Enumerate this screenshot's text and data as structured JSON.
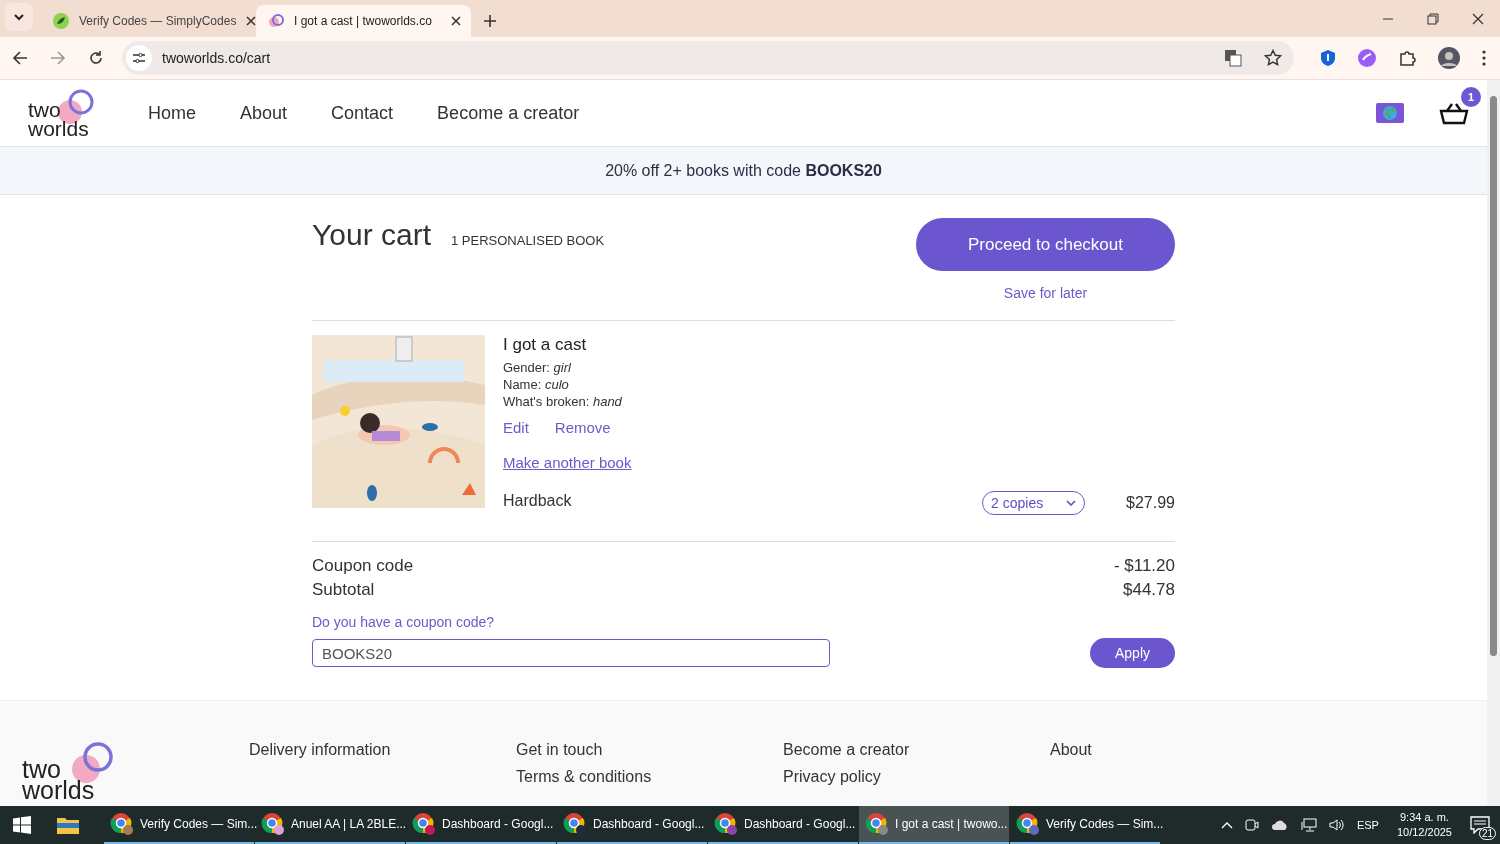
{
  "browser": {
    "tabs": [
      {
        "title": "Verify Codes — SimplyCodes",
        "selected": false
      },
      {
        "title": "I got a cast | twoworlds.co",
        "selected": true
      }
    ],
    "url": "twoworlds.co/cart"
  },
  "site": {
    "logo": [
      "two",
      "worlds"
    ],
    "nav": [
      "Home",
      "About",
      "Contact",
      "Become a creator"
    ],
    "cart_count": "1"
  },
  "promo": "20% off 2+ books with code **BOOKS20**",
  "cart": {
    "title": "Your cart",
    "count": "1 PERSONALISED BOOK",
    "checkout": "Proceed to checkout",
    "save": "Save for later",
    "items": [
      {
        "cover": {
          "kind": "picture"
        },
        "title": "I got a cast",
        "options": [
          "Gender: *girl*",
          "Name: *culo*",
          "What's broken: *hand*"
        ],
        "edit": "Edit",
        "remove": "Remove",
        "make_another": "Make another book",
        "format": "Hardback",
        "quantity": "2 copies",
        "price": "$27.99"
      }
    ],
    "totals": [
      {
        "label": "Coupon code",
        "value": "- $11.20"
      },
      {
        "label": "Subtotal",
        "value": "$44.78"
      }
    ],
    "coupon_prompt": "Do you have a coupon code?",
    "coupon_value": "BOOKS20",
    "apply": "Apply"
  },
  "footer": {
    "logo": [
      "two",
      "worlds"
    ],
    "columns": [
      [
        "Delivery information"
      ],
      [
        "Get in touch",
        "Terms & conditions"
      ],
      [
        "Become a creator",
        "Privacy policy"
      ],
      [
        "About"
      ]
    ]
  },
  "taskbar": {
    "items": [
      {
        "label": "Verify Codes — Sim...",
        "selected": false
      },
      {
        "label": "Anuel AA | LA 2BLE...",
        "selected": false
      },
      {
        "label": "Dashboard - Googl...",
        "selected": false
      },
      {
        "label": "Dashboard - Googl...",
        "selected": false
      },
      {
        "label": "Dashboard - Googl...",
        "selected": false
      },
      {
        "label": "I got a cast | twowo...",
        "selected": true
      },
      {
        "label": "Verify Codes — Sim...",
        "selected": false
      }
    ],
    "language": "ESP",
    "time": "9:34 a. m.",
    "date": "10/12/2025",
    "notifications": "21"
  }
}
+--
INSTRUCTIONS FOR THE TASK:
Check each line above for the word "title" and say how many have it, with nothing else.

ANSWER BOX:
4